In a previous post I gave a brief description of the method of ground work in which I learned to train called Heeding.
Heeding is defined as a methodically applied directional pressure used to create a shape. Read that part again. My body is the most important tool in my training bag. Until I really knew how to create a shape with my horse, the majority of my ground work was fruitless.
The horse has two lines of influence. Heeding uses the lines of influence to indicate the shapes we want our horse to take. By changing the lines of influence we can ask the horse to walk, trot, stop, back or turn and to do those things in the direction and speed of our choosing.
The PRIMARY LINE OF INFLUENCE runs the length of the horse along its backbone, straight out the front between its eyes and straight out the back. We're not talking about an actual line but about the horse's perception of things in his environment. Your primary line of influence runs the same direction from your nose through the back of your head.
Most horses are curious enough that when something new enters their space (stall or paddock) that they will naturally turn to take a look at it. If they don't, you might make a very small noise or gesture in order to get there attention. By small I mean a small clicking or kissing noise, tapping your hand against your thigh, shaking a lead very quietly. Then we move our secondary line just a little relative to theirs to put a little pressure on their "space."
If they still don't turn and give you their attention, we do not make the pressure louder. We just continue the pressure until it becomes annoying enough that the horse decides he's got to have a look. By annoying I mean similar to when you feel someone staring from car next you at a light, or someone reading over your shoulder. You don't feel threatened but you feel a silent pressure that is "annoying" enough to look over as if to say "Did you want something?"
When your working with a horse in the round pen, body pressure works the same way. Start walking quietly behind the horse, lining up your primary lines. You obviously want to walk at a SAFE distance, as you are walking behind the horse. If you move left, the horse will turn its head to keep on eye on you. If you move right, the horse will turn its head that direction to keep an eye on what's going on. If the horse looks away from you, again make a little fuss to get his attention back on you.
Once the horse feels this pressure he'll turn and face you to put both eyes on you. This turning to face you is the first understanding. It says that even though you're following like a predator, you are actually safe. At this point I stop following, and stand perfectly still, and avert my eyes (staring him in the eye can be perceived as predatory.)
The next step is to walk directly toward the horse keeping your primary line aligned with his. If the horse says not to come any closer by starting to turn away or showing any sign of nervousness, stop and step back. The horse shows a level of trust by how close he allows you to approach.
After doing this a few times (sometimes over a few days), the horse will start coming right up to you. When he does, move to the side and face the horse's shoulder. So that primary line on the horse's secondary line (facing the horses shoulder. You're going to use this position as a cue that tells him he's in a safe spot and he can relax. Scratch and groom him to reinforce this cue. As the lessons progress, you want to work both sides and continue building the feeling that whenever you're at his shoulder, he's safe.

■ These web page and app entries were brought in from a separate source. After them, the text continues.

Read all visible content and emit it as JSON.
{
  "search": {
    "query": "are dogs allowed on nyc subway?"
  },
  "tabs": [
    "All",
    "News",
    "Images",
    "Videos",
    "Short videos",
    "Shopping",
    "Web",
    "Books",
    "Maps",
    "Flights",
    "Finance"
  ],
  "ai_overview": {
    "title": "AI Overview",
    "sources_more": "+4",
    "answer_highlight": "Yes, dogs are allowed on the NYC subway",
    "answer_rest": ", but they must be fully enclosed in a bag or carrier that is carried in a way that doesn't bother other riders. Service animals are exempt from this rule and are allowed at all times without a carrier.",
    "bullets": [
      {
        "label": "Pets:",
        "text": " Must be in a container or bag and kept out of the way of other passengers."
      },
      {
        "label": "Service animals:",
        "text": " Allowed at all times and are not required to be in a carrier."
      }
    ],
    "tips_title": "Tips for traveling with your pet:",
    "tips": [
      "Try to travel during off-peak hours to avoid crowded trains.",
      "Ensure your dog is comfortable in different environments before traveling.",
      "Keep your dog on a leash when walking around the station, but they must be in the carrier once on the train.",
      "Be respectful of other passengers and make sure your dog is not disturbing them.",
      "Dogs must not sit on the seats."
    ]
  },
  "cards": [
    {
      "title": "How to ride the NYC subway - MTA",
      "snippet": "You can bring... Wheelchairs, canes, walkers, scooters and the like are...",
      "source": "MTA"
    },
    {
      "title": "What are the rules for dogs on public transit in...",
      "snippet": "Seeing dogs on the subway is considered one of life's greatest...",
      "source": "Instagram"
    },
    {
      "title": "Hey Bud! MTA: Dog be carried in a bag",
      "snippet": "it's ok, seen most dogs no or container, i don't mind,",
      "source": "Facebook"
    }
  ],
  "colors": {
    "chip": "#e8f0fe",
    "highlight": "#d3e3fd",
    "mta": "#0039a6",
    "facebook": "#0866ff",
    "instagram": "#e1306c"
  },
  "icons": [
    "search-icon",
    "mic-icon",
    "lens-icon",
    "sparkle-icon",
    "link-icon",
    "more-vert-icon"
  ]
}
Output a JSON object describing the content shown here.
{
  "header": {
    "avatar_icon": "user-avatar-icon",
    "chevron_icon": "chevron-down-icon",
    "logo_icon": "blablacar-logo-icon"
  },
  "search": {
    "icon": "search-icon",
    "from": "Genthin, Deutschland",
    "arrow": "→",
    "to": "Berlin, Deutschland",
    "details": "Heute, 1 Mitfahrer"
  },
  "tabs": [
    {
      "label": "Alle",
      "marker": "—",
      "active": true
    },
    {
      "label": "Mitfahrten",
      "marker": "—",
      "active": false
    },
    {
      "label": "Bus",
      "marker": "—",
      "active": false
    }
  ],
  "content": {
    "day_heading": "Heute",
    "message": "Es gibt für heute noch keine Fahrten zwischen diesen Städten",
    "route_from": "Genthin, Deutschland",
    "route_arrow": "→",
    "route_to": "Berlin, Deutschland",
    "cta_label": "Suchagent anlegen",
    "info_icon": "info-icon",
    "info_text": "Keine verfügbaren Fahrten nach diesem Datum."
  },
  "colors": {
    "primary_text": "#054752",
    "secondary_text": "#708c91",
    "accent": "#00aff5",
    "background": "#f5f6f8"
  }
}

At this point he will most likely begin to follow your lead from the shoulder. Meaning once you face forward (still parallel to his shoulder) and begin to walk forward, so will he. Then if you wish to stop, turn and face the shoulder again and he will stop. This is the beginning of shaping him using the primary and secondary line. If practiced these beginning steps can evolve into free (without a lead line) lunging, backing, trotting along side you, lateral movements, and on and on.
One more small word of advice on this exercise. Just as you are asking the horse to pay attention to you, you must pay close attention to the horse. It is a common mistake for a handler to miss the first signs that the pressure you are putting on the horse has become too loud. Usually the beginning signs are subtle and get increasingly more obvious but by the time the handler becomes aware that they have crossed the line, the relaxation has already been lost. Some of the signs to look for are: Holding their breath, Pinning Ears, a tensed back, neck, or a swishing tail.
Heeding uses methodical, logical pressures to create a feel of a shape in the horses mind. By paying close attention to the horse and being consistent in the way we ask our horses to move, they learn not only shapes and direction but trust and understanding. Horses are at ease when they just know what to expect. Calm and consistent communication. I don't think their asking too much...